... of the lectures in London. I'm not sure what's considered tasteful or tactful in terms of actually reproducing lecture notes, so of course I'm not going to do that: rather these are some key points that I have mostly paraphrased.
"It is often considered that apocalyptic is the immanent expectation of the end of the world, the collapse of the space/time universe, and indeed, the Kingdom is thought of the arrival of a new non-spatial order, and the cosmos as we know it is replaced by something else."That's wrong. However,
"That has been understood for nearly a century as the meaning of Jesus' apocalyptic expectation. And since the early Christians believed that the world was coming to an end, we must re-evaluate everything, because, we are the first generation to realize that the world didn't actually end. The ethics of Jesus and the NT are therefore considered an interim ethic in anticipation of the immediate end of the cosmos. Since that didn't happen, those ethics can be put aside."

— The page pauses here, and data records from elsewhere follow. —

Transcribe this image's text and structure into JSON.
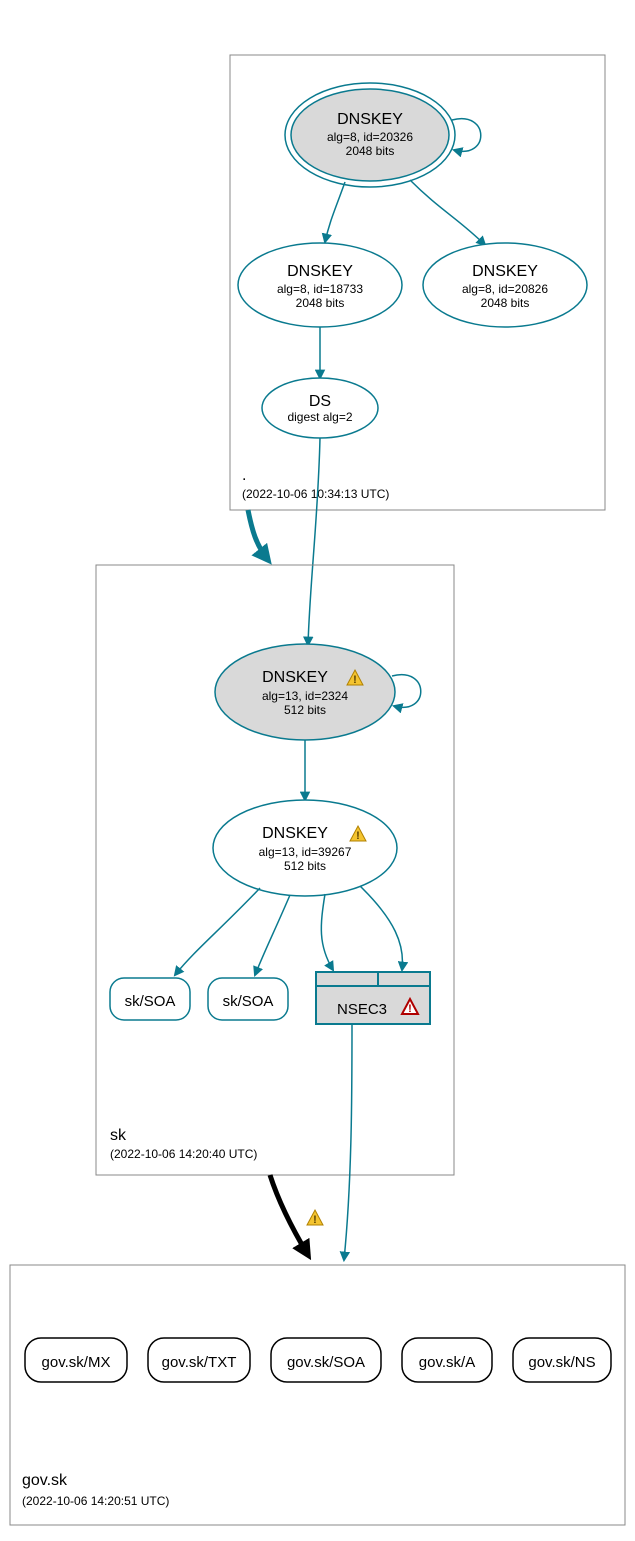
{
  "zones": {
    "root": {
      "label": ".",
      "timestamp": "(2022-10-06 10:34:13 UTC)"
    },
    "sk": {
      "label": "sk",
      "timestamp": "(2022-10-06 14:20:40 UTC)"
    },
    "gov_sk": {
      "label": "gov.sk",
      "timestamp": "(2022-10-06 14:20:51 UTC)"
    }
  },
  "nodes": {
    "root_ksk": {
      "title": "DNSKEY",
      "line2": "alg=8, id=20326",
      "line3": "2048 bits"
    },
    "root_zsk1": {
      "title": "DNSKEY",
      "line2": "alg=8, id=18733",
      "line3": "2048 bits"
    },
    "root_zsk2": {
      "title": "DNSKEY",
      "line2": "alg=8, id=20826",
      "line3": "2048 bits"
    },
    "root_ds": {
      "title": "DS",
      "line2": "digest alg=2"
    },
    "sk_ksk": {
      "title": "DNSKEY",
      "line2": "alg=13, id=2324",
      "line3": "512 bits"
    },
    "sk_zsk": {
      "title": "DNSKEY",
      "line2": "alg=13, id=39267",
      "line3": "512 bits"
    },
    "sk_soa1": {
      "label": "sk/SOA"
    },
    "sk_soa2": {
      "label": "sk/SOA"
    },
    "sk_nsec3": {
      "label": "NSEC3"
    },
    "gov_mx": {
      "label": "gov.sk/MX"
    },
    "gov_txt": {
      "label": "gov.sk/TXT"
    },
    "gov_soa": {
      "label": "gov.sk/SOA"
    },
    "gov_a": {
      "label": "gov.sk/A"
    },
    "gov_ns": {
      "label": "gov.sk/NS"
    }
  },
  "icons": {
    "warn": "⚠",
    "err": "⚠"
  }
}
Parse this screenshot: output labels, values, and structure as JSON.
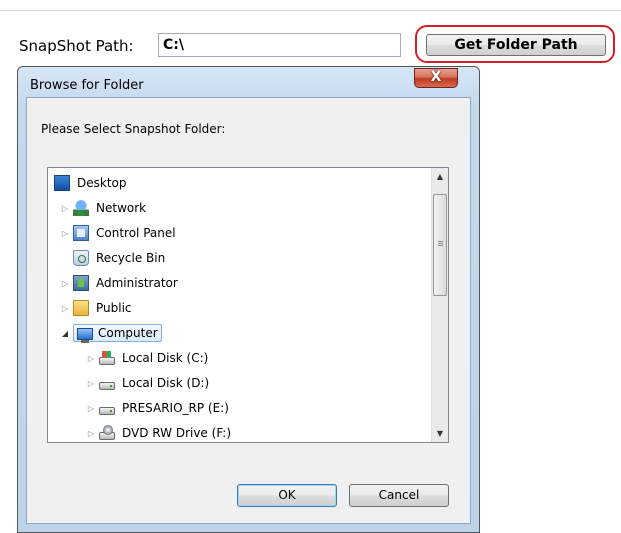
{
  "snapshot": {
    "label": "SnapShot Path:",
    "value": "C:\\",
    "button_label": "Get Folder Path"
  },
  "dialog": {
    "title": "Browse for Folder",
    "close_glyph": "X",
    "prompt": "Please Select Snapshot Folder:",
    "tree": [
      {
        "label": "Desktop",
        "icon": "desktop-icon"
      },
      {
        "label": "Network",
        "icon": "network-icon"
      },
      {
        "label": "Control Panel",
        "icon": "control-panel-icon"
      },
      {
        "label": "Recycle Bin",
        "icon": "recycle-bin-icon"
      },
      {
        "label": "Administrator",
        "icon": "user-folder-icon"
      },
      {
        "label": "Public",
        "icon": "folder-icon"
      },
      {
        "label": "Computer",
        "icon": "computer-icon",
        "selected": true
      },
      {
        "label": "Local Disk (C:)",
        "icon": "windows-drive-icon"
      },
      {
        "label": "Local Disk (D:)",
        "icon": "drive-icon"
      },
      {
        "label": "PRESARIO_RP (E:)",
        "icon": "drive-icon"
      },
      {
        "label": "DVD RW Drive (F:)",
        "icon": "dvd-drive-icon"
      }
    ],
    "ok_label": "OK",
    "cancel_label": "Cancel"
  },
  "colors": {
    "highlight_ring": "#d6202a",
    "selection": "#d9ebfb"
  }
}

But apocalyptic is not just stuff here and there. What it really means: "The whole New Testament demands to be understood in terms of the unveiling of things normally hidden. This is not thought of as the end of the world, but the pulling back of the cosmic curtain. The NT repeatedly returns to eschatological apocalypse, the idea that the wider plan of God is about to revealed in a great event." This is not "about people glimpsing timeless secrets, like platonic forms, but learning the Creator's plans for the creation. Just as the apple shows what the tree had been on about all along, so does the advent of Jesus reveal God's plan. This revelation is eschatological because creates a new state of affairs, even if no one else notices."
Christian ethics, therefore, is about "recognizing that new creation has begun with the resurrection of Jesus, but that it remains to be implemented and that we are learning to live in the power of the resurrection that has just happened, and anticipating the resurrection of the age to come, having tasted of the power of the age to come." Christian ethics is "not a matter of learning a bunch of rules, but discovering what God's new creation is supposed to look like, and then discovering the ways one is called to conform one's life and the world to that, making symbols of the new creation. The church is charged with living as an anticipation of the bringing together of all things" into Christ.
And what's the point, ultimately?
Exodus and new exodus/resurrection is the prototypical event that constitutes the new creation. God is going to do for the whole creation at last what he did for Israel in the Exodus and for Jesus in bringing him from the tomb.It was also great to hang out with Steven, Richard (who is Reformed but not fundamentalist!) and Peter from Manchester. 'Sup, fellows. Steven has few comments here.
You might see also, "Heaven is important but it's not the end of the world."